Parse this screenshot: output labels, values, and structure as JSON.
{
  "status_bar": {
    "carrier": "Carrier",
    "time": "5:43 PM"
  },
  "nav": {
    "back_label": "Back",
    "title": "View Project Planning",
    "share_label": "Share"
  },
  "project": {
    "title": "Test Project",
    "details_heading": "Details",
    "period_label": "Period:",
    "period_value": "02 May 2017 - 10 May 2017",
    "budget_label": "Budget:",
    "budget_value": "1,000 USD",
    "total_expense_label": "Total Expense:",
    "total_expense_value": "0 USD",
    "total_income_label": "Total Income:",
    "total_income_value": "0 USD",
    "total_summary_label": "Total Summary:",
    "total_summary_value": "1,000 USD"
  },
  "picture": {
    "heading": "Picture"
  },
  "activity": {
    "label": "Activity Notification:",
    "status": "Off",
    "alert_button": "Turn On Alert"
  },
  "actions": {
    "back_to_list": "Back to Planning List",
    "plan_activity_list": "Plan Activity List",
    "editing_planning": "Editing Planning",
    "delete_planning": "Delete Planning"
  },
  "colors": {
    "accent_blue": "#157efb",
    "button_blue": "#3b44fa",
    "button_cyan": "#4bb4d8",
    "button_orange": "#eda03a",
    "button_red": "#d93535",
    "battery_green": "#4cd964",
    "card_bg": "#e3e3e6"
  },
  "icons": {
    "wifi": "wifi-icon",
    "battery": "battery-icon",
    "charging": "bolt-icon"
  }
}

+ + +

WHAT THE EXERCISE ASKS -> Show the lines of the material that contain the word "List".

TASK SOLUTION ->
    "back_to_list": "Back to Planning List",
    "plan_activity_list": "Plan Activity List",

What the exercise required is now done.